Stephen Pearson was brought to Derby from Celtic in January 2007, as the club surged towards promotion under Billy Davies.
Pearson commanded relatively big wages and Davies claimed that his energy in midfield would make him a huge asset. And of course, he scored the goal that got us promoted. In the play-off final against West Brom, he converted a Giles Barnes cross thanks to one of his lung-bursting sprints from midfield.
That was exactly the sort of goal he had been signed to score, but it was actually his first goal for the club – and he barely ever scored again.
He’s a left-footed box-to-box central midfielder, who can win the ball, link play and surge forward when given the space. His final delivery and shooting, however, was a source of frustration to Rams fans and his goalscoring record, for a midfielder with the ability to break into the final third, is awful. Due to his pace and trademark surge through midfield, you tend to assume that he could play on the left, but he has rarely proved effective in that position.

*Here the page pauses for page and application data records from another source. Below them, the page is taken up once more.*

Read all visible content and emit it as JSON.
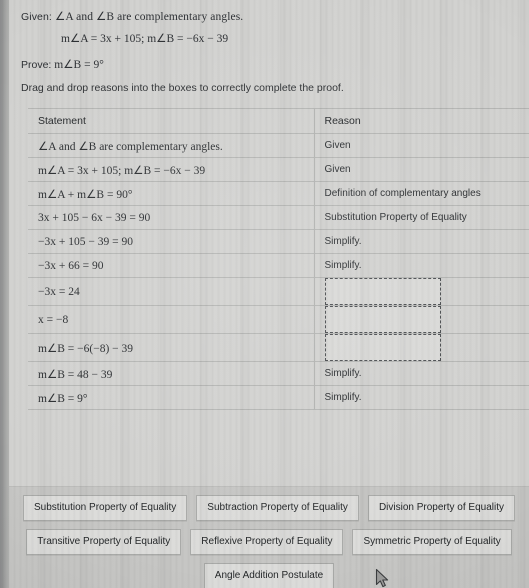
{
  "problem": {
    "given_label": "Given:",
    "given_text": "∠A and ∠B are complementary angles.",
    "given_equations": "m∠A = 3x + 105; m∠B = −6x − 39",
    "prove_label": "Prove:",
    "prove_text": "m∠B = 9°",
    "instruction": "Drag and drop reasons into the boxes to correctly complete the proof."
  },
  "table": {
    "headers": {
      "statement": "Statement",
      "reason": "Reason"
    },
    "rows": [
      {
        "statement": "∠A and ∠B are complementary angles.",
        "reason": "Given",
        "empty": false
      },
      {
        "statement": "m∠A = 3x + 105; m∠B = −6x − 39",
        "reason": "Given",
        "empty": false
      },
      {
        "statement": "m∠A + m∠B = 90°",
        "reason": "Definition of complementary angles",
        "empty": false
      },
      {
        "statement": "3x + 105 − 6x − 39 = 90",
        "reason": "Substitution Property of Equality",
        "empty": false
      },
      {
        "statement": "−3x + 105 − 39 = 90",
        "reason": "Simplify.",
        "empty": false
      },
      {
        "statement": "−3x + 66 = 90",
        "reason": "Simplify.",
        "empty": false
      },
      {
        "statement": "−3x = 24",
        "reason": "",
        "empty": true
      },
      {
        "statement": "x = −8",
        "reason": "",
        "empty": true
      },
      {
        "statement": "m∠B = −6(−8) − 39",
        "reason": "",
        "empty": true
      },
      {
        "statement": "m∠B = 48 − 39",
        "reason": "Simplify.",
        "empty": false
      },
      {
        "statement": "m∠B = 9°",
        "reason": "Simplify.",
        "empty": false
      }
    ]
  },
  "tray": {
    "row1": [
      "Substitution Property of Equality",
      "Subtraction Property of Equality",
      "Division Property of Equality"
    ],
    "row2": [
      "Transitive Property of Equality",
      "Reflexive Property of Equality",
      "Symmetric Property of Equality"
    ],
    "row3": [
      "Angle Addition Postulate"
    ]
  },
  "colors": {
    "page_background": "#d2d2d0",
    "tray_background": "#c6c6c4",
    "chip_background": "#dcdcda",
    "text": "#2b2e31",
    "rule": "#b5b6b4",
    "dropzone_border": "#4b4e51"
  }
}
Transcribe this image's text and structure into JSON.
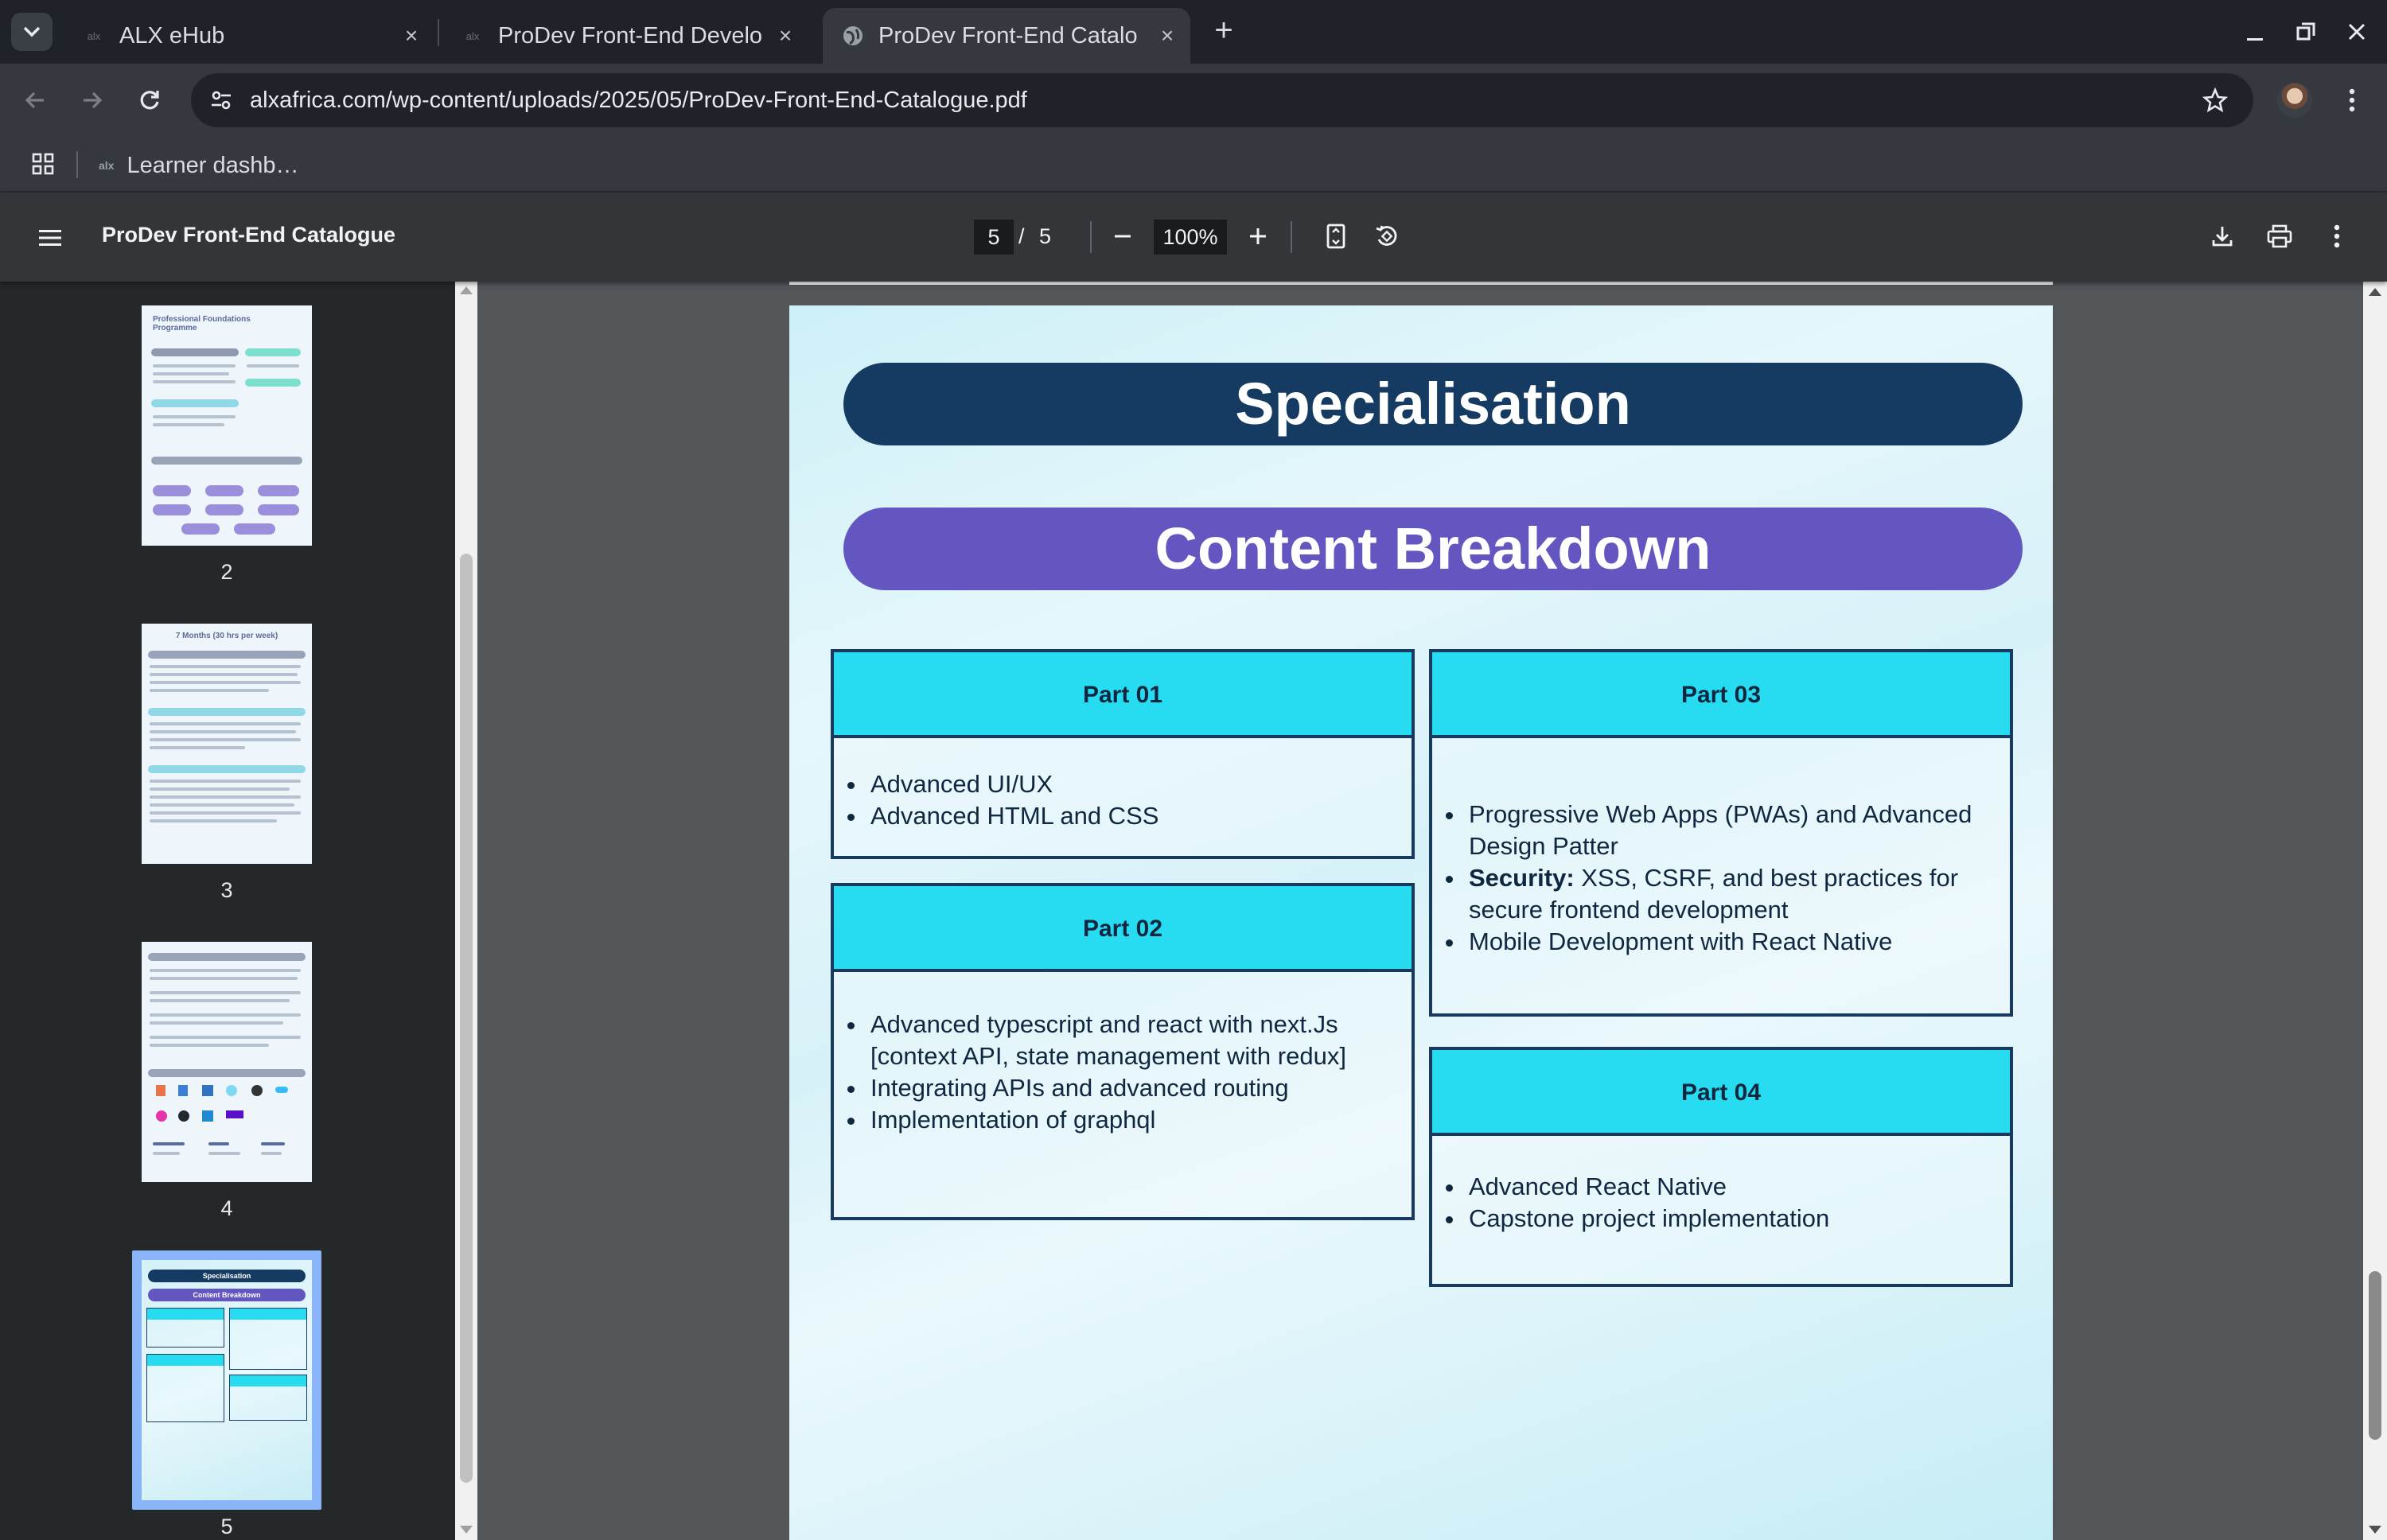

By the time our 2007/8 Premier League season had been confirmed as a farce, Pearson had been loaned to Stoke, but a proposed permanent transfer never went through. A move to Birmingham that summer also collapsed, after the player failed his medical.
Sure enough, Pearson played little part the next season. However, he played regularly in 2009/10 under Nigel Clough and even scored a goal, against you lot. Having done enough to earn a contract extension from Clough, Pearson managed 21 league starts in 2010/11, before suffering another bad injury at the end of the season, from which he has only just recovered.
Ultimately, Pearson is one of the many players who have passed through Derby in the last few years without ever doing enough to justify their price tag or wages. It’s clearly in his interests to move on, as we continue to slash a wagebill which ballooned dangerously under the management of Davies and Paul Jewell. However, if his injuries are genuinely behind him, you should have a useful central midfielder on your hands.
Pearson’s Derby career can be summed up by the fact that his best moment with the club, the Wembley goal, actually led to the worst season in our history and successive terms of second-tier turmoil. He is a reminder of a period the club would rather forget and for this reason, I’m glad he’s moving on.
Good luck to Pearo and to Bristol City for the rest of the season.